BEGIN

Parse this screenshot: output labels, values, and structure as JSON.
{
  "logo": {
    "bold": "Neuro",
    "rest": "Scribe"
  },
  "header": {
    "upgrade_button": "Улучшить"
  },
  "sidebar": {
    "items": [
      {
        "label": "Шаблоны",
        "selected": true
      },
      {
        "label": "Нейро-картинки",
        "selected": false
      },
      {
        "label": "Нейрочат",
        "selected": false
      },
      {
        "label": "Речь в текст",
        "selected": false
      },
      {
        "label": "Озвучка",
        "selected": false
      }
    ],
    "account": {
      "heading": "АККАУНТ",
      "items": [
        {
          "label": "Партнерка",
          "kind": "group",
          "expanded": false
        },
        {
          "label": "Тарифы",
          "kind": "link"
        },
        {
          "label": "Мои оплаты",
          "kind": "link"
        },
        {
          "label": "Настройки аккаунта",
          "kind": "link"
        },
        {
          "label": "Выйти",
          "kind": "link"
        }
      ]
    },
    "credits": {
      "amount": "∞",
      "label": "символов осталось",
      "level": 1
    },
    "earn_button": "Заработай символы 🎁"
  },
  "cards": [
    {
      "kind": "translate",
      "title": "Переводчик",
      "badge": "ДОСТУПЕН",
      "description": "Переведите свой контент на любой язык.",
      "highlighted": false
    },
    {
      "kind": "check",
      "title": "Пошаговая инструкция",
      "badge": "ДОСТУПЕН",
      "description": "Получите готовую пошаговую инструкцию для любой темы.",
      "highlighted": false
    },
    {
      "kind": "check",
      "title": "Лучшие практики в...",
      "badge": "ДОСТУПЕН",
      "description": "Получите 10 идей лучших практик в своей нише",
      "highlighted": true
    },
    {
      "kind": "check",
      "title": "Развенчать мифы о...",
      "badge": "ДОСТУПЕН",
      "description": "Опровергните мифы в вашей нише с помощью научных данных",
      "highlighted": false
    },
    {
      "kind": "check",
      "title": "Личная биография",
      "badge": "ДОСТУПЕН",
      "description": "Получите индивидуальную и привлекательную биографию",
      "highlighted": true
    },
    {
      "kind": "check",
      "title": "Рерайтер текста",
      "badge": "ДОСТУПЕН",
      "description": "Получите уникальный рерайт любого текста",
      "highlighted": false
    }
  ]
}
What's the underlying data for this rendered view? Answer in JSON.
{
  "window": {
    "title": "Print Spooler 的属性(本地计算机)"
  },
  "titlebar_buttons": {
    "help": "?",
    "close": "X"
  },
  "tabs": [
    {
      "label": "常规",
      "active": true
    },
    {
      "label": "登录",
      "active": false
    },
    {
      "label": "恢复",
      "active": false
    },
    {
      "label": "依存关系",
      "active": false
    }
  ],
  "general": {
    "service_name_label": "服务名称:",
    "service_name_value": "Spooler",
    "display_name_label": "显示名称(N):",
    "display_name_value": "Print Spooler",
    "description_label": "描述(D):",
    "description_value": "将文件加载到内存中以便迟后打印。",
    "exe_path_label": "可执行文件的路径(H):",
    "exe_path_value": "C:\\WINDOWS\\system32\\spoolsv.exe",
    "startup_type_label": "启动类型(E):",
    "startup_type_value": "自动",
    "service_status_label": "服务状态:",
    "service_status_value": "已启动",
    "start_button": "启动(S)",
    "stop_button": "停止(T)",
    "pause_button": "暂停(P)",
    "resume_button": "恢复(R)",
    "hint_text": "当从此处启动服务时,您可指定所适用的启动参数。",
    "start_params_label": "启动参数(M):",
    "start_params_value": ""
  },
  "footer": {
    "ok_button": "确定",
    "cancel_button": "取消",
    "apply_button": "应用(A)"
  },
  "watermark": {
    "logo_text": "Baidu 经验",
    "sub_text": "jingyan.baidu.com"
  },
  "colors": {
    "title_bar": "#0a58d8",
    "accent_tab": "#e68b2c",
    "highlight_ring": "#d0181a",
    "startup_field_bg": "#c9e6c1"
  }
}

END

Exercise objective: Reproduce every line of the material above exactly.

Answer area:
Parse this screenshot: output labels, values, and structure as JSON.
{
  "logo": {
    "bold": "Neuro",
    "rest": "Scribe"
  },
  "header": {
    "upgrade_button": "Улучшить"
  },
  "sidebar": {
    "items": [
      {
        "label": "Шаблоны",
        "selected": true
      },
      {
        "label": "Нейро-картинки",
        "selected": false
      },
      {
        "label": "Нейрочат",
        "selected": false
      },
      {
        "label": "Речь в текст",
        "selected": false
      },
      {
        "label": "Озвучка",
        "selected": false
      }
    ],
    "account": {
      "heading": "АККАУНТ",
      "items": [
        {
          "label": "Партнерка",
          "kind": "group",
          "expanded": false
        },
        {
          "label": "Тарифы",
          "kind": "link"
        },
        {
          "label": "Мои оплаты",
          "kind": "link"
        },
        {
          "label": "Настройки аккаунта",
          "kind": "link"
        },
        {
          "label": "Выйти",
          "kind": "link"
        }
      ]
    },
    "credits": {
      "amount": "∞",
      "label": "символов осталось",
      "level": 1
    },
    "earn_button": "Заработай символы 🎁"
  },
  "cards": [
    {
      "kind": "translate",
      "title": "Переводчик",
      "badge": "ДОСТУПЕН",
      "description": "Переведите свой контент на любой язык.",
      "highlighted": false
    },
    {
      "kind": "check",
      "title": "Пошаговая инструкция",
      "badge": "ДОСТУПЕН",
      "description": "Получите готовую пошаговую инструкцию для любой темы.",
      "highlighted": false
    },
    {
      "kind": "check",
      "title": "Лучшие практики в...",
      "badge": "ДОСТУПЕН",
      "description": "Получите 10 идей лучших практик в своей нише",
      "highlighted": true
    },
    {
      "kind": "check",
      "title": "Развенчать мифы о...",
      "badge": "ДОСТУПЕН",
      "description": "Опровергните мифы в вашей нише с помощью научных данных",
      "highlighted": false
    },
    {
      "kind": "check",
      "title": "Личная биография",
      "badge": "ДОСТУПЕН",
      "description": "Получите индивидуальную и привлекательную биографию",
      "highlighted": true
    },
    {
      "kind": "check",
      "title": "Рерайтер текста",
      "badge": "ДОСТУПЕН",
      "description": "Получите уникальный рерайт любого текста",
      "highlighted": false
    }
  ]
}
What's the underlying data for this rendered view? Answer in JSON.
{
  "window": {
    "title": "Print Spooler 的属性(本地计算机)"
  },
  "titlebar_buttons": {
    "help": "?",
    "close": "X"
  },
  "tabs": [
    {
      "label": "常规",
      "active": true
    },
    {
      "label": "登录",
      "active": false
    },
    {
      "label": "恢复",
      "active": false
    },
    {
      "label": "依存关系",
      "active": false
    }
  ],
  "general": {
    "service_name_label": "服务名称:",
    "service_name_value": "Spooler",
    "display_name_label": "显示名称(N):",
    "display_name_value": "Print Spooler",
    "description_label": "描述(D):",
    "description_value": "将文件加载到内存中以便迟后打印。",
    "exe_path_label": "可执行文件的路径(H):",
    "exe_path_value": "C:\\WINDOWS\\system32\\spoolsv.exe",
    "startup_type_label": "启动类型(E):",
    "startup_type_value": "自动",
    "service_status_label": "服务状态:",
    "service_status_value": "已启动",
    "start_button": "启动(S)",
    "stop_button": "停止(T)",
    "pause_button": "暂停(P)",
    "resume_button": "恢复(R)",
    "hint_text": "当从此处启动服务时,您可指定所适用的启动参数。",
    "start_params_label": "启动参数(M):",
    "start_params_value": ""
  },
  "footer": {
    "ok_button": "确定",
    "cancel_button": "取消",
    "apply_button": "应用(A)"
  },
  "watermark": {
    "logo_text": "Baidu 经验",
    "sub_text": "jingyan.baidu.com"
  },
  "colors": {
    "title_bar": "#0a58d8",
    "accent_tab": "#e68b2c",
    "highlight_ring": "#d0181a",
    "startup_field_bg": "#c9e6c1"
  }
}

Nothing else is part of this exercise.